--- Extracted records ---

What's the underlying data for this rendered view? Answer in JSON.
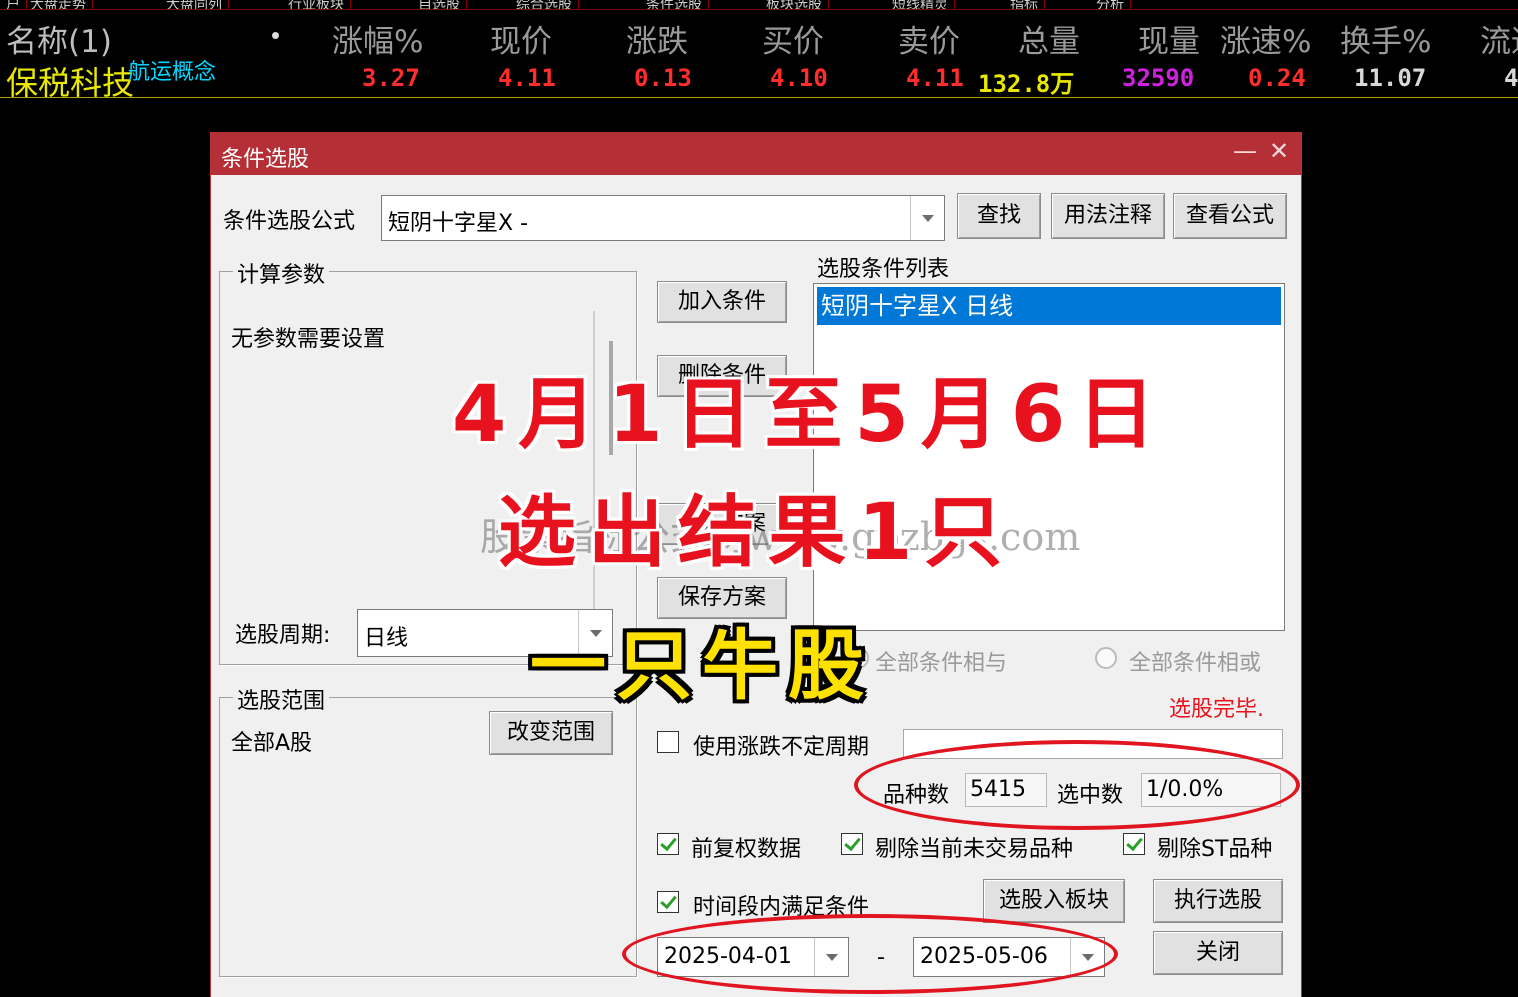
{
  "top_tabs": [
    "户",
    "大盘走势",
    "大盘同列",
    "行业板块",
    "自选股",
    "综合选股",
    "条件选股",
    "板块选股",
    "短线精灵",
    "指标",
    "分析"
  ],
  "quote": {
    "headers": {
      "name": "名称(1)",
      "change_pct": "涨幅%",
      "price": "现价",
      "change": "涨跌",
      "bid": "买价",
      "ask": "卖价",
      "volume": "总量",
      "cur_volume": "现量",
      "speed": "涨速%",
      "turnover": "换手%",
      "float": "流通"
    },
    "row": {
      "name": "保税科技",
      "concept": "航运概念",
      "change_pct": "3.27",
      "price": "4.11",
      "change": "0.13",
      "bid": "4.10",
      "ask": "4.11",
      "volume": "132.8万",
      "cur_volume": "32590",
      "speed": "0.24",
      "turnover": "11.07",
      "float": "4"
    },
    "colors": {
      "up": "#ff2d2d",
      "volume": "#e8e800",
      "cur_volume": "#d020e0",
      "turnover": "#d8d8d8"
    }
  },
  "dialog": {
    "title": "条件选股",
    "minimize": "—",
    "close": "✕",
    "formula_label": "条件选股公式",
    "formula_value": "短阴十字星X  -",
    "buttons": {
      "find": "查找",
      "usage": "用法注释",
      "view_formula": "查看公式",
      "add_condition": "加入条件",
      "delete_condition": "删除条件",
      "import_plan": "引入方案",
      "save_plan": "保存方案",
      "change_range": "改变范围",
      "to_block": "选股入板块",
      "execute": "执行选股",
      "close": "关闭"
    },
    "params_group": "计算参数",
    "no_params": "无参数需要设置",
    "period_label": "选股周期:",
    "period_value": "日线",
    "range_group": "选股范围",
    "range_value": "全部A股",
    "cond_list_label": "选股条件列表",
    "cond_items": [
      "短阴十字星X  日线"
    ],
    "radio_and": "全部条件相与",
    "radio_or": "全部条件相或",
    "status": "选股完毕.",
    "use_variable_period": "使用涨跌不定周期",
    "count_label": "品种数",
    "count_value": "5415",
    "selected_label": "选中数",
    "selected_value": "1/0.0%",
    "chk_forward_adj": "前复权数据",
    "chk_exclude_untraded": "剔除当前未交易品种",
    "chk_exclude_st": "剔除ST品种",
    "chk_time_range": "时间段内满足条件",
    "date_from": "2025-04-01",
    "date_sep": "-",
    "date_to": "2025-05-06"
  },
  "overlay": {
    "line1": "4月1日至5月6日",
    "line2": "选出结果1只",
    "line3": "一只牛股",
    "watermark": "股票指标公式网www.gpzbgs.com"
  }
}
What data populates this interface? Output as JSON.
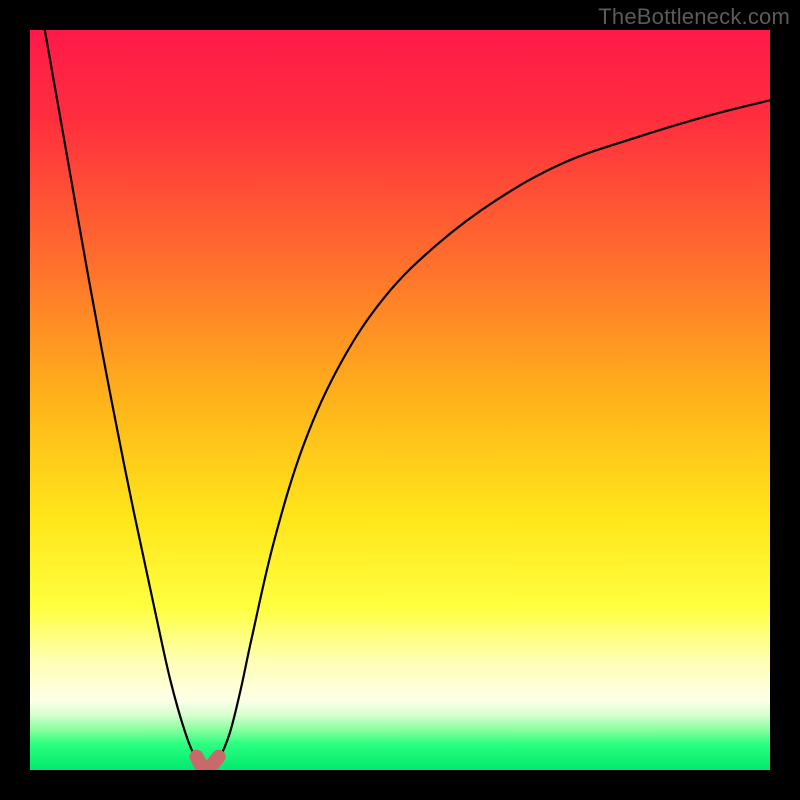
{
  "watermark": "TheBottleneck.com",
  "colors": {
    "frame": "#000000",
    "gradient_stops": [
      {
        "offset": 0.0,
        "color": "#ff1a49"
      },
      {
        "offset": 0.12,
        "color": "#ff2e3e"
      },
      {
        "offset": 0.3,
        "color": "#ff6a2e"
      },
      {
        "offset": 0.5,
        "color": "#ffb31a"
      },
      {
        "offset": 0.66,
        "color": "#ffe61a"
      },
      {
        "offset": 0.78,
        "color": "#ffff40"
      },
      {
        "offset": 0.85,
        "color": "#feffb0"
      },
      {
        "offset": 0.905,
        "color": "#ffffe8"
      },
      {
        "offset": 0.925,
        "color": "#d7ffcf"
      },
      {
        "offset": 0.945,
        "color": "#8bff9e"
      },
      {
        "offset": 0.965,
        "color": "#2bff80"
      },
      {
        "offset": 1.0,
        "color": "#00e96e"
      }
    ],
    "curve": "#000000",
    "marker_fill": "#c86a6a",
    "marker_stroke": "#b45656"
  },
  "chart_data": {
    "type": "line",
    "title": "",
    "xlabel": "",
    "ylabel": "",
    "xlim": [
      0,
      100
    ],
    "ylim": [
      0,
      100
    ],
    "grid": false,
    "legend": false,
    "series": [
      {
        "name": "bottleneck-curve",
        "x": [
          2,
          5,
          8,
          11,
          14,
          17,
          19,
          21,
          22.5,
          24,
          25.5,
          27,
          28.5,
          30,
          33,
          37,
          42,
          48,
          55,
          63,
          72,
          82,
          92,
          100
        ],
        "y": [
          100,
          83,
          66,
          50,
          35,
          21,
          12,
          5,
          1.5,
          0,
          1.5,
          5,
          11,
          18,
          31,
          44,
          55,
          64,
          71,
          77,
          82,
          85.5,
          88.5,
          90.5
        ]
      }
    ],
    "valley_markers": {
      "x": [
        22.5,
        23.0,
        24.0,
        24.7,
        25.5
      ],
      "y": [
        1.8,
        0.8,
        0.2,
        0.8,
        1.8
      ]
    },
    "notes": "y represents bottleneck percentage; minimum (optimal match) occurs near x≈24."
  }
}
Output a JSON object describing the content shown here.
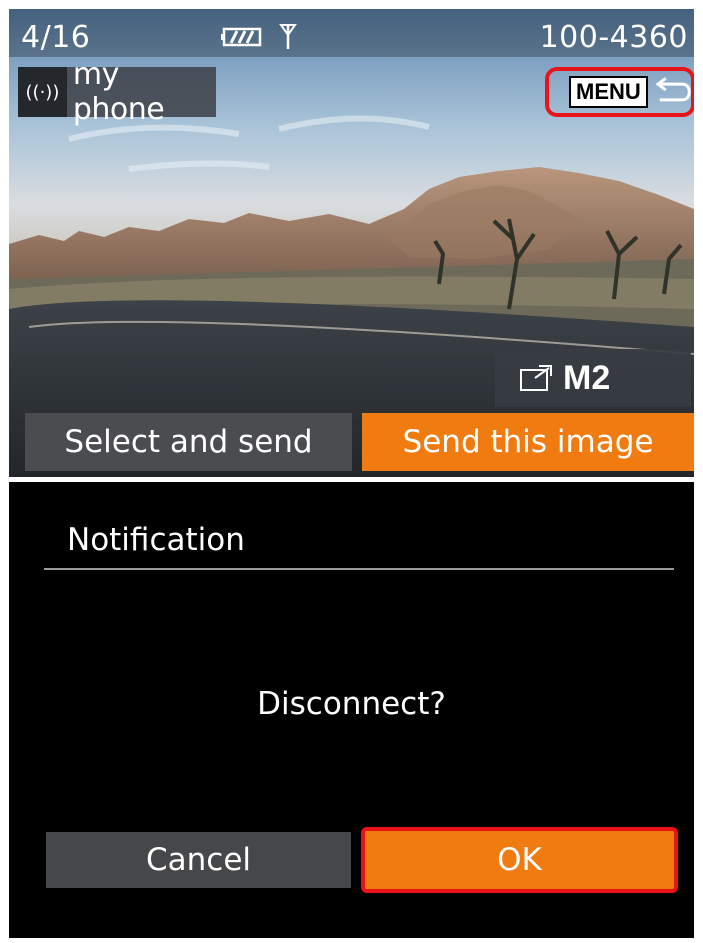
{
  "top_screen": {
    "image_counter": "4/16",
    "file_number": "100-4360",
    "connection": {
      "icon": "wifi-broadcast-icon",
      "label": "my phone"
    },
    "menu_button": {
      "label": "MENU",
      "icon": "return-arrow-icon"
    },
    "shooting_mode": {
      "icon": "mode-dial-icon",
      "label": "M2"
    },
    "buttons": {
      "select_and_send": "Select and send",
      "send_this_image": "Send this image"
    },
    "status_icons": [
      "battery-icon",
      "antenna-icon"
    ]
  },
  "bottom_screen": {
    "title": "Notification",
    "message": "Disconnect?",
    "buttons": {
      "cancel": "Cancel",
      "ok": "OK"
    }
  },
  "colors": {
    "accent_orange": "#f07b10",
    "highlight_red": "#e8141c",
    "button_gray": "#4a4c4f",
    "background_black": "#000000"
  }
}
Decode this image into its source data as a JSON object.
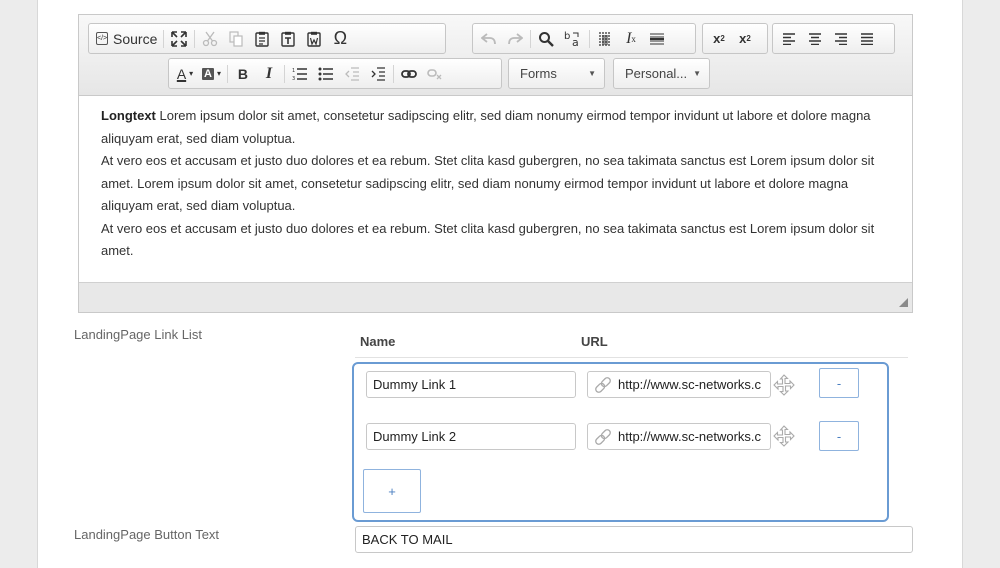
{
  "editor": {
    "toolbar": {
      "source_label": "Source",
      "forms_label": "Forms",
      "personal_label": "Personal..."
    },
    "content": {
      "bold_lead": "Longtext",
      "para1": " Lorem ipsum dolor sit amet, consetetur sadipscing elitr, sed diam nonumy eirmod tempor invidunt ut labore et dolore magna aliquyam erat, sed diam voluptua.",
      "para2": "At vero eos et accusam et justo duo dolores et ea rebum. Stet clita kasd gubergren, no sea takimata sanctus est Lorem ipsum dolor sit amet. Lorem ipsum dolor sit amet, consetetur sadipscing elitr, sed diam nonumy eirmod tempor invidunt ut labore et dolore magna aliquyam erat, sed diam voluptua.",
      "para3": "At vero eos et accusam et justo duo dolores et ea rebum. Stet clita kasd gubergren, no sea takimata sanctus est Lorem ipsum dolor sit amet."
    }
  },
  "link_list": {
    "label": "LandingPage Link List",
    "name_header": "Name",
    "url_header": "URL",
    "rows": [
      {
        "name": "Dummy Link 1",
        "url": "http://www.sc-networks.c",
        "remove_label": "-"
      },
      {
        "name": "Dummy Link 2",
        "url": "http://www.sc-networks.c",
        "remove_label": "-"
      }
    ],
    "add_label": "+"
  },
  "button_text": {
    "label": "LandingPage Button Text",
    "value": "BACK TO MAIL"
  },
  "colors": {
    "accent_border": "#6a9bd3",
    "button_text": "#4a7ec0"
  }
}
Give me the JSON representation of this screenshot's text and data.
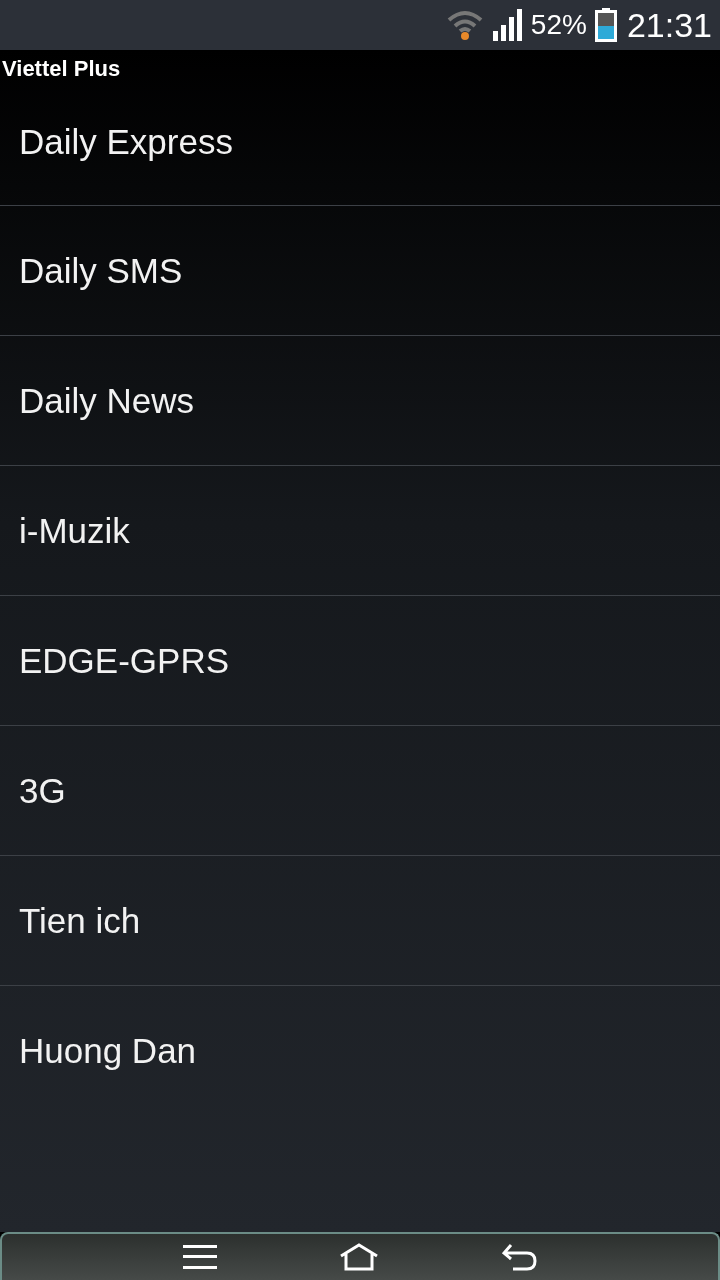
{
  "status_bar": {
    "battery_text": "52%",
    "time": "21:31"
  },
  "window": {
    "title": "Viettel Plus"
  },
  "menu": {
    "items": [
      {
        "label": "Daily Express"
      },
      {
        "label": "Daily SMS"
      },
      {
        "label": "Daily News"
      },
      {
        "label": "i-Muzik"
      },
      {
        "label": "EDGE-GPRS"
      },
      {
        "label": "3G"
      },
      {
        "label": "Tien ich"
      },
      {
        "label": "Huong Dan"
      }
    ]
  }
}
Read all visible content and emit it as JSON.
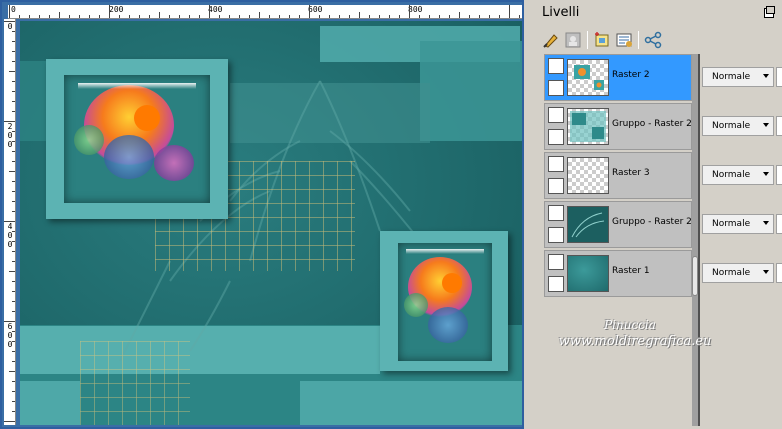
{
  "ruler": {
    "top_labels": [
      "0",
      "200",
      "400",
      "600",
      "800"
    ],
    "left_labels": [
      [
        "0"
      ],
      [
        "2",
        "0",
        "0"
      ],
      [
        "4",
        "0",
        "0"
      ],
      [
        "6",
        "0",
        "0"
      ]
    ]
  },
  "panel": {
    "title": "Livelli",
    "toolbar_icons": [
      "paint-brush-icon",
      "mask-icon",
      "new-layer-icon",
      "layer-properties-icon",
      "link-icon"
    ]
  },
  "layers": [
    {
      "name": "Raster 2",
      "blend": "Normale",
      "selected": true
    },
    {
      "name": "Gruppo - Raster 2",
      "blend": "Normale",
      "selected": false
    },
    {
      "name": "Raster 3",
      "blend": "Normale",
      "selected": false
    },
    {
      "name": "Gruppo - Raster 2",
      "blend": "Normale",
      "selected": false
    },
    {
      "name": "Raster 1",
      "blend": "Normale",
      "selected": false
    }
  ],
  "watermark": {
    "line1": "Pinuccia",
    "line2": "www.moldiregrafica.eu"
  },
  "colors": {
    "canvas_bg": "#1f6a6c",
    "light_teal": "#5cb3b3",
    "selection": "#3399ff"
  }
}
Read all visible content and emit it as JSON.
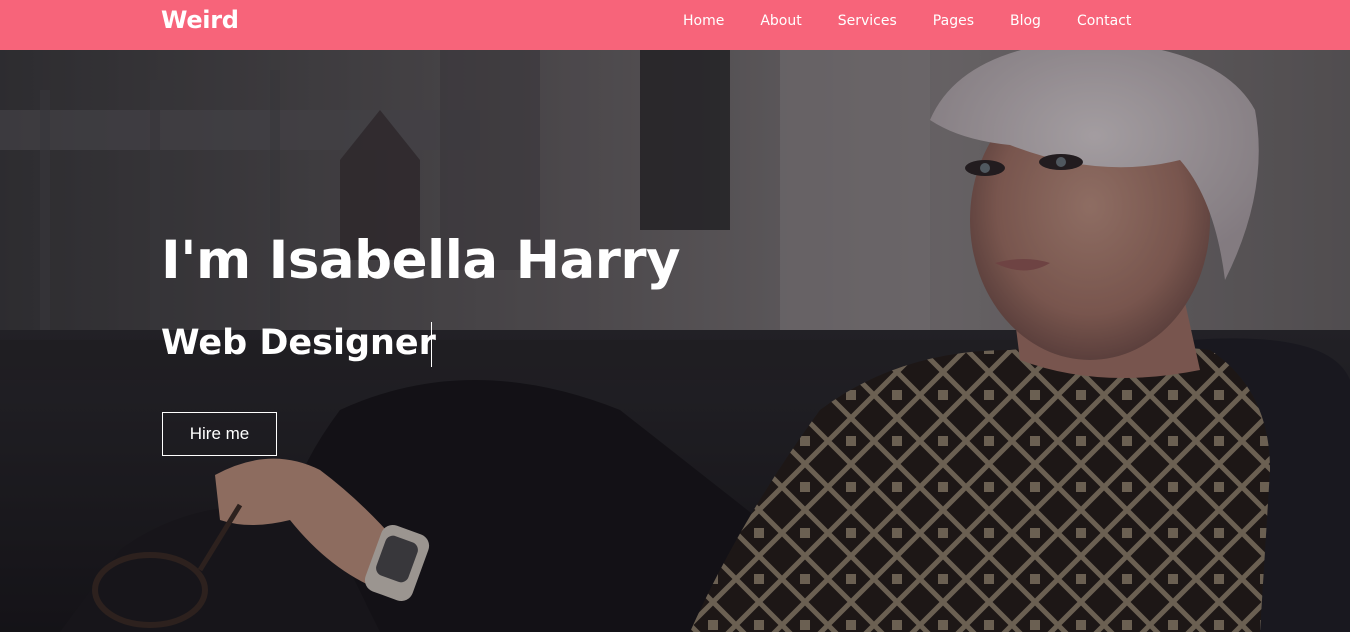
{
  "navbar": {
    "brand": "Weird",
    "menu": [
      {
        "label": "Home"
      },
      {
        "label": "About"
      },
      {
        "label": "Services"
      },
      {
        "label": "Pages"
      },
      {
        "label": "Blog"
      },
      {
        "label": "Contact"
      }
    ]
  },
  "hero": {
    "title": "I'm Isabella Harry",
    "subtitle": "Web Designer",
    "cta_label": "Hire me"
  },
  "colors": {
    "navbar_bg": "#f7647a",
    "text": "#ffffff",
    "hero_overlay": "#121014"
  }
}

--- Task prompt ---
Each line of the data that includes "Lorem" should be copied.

--- Solved exercise ---
      "para1": " Lorem ipsum dolor sit amet, consetetur sadipscing elitr, sed diam nonumy eirmod tempor invidunt ut labore et dolore magna aliquyam erat, sed diam voluptua.",
      "para2": "At vero eos et accusam et justo duo dolores et ea rebum. Stet clita kasd gubergren, no sea takimata sanctus est Lorem ipsum dolor sit amet. Lorem ipsum dolor sit amet, consetetur sadipscing elitr, sed diam nonumy eirmod tempor invidunt ut labore et dolore magna aliquyam erat, sed diam voluptua.",
      "para3": "At vero eos et accusam et justo duo dolores et ea rebum. Stet clita kasd gubergren, no sea takimata sanctus est Lorem ipsum dolor sit amet."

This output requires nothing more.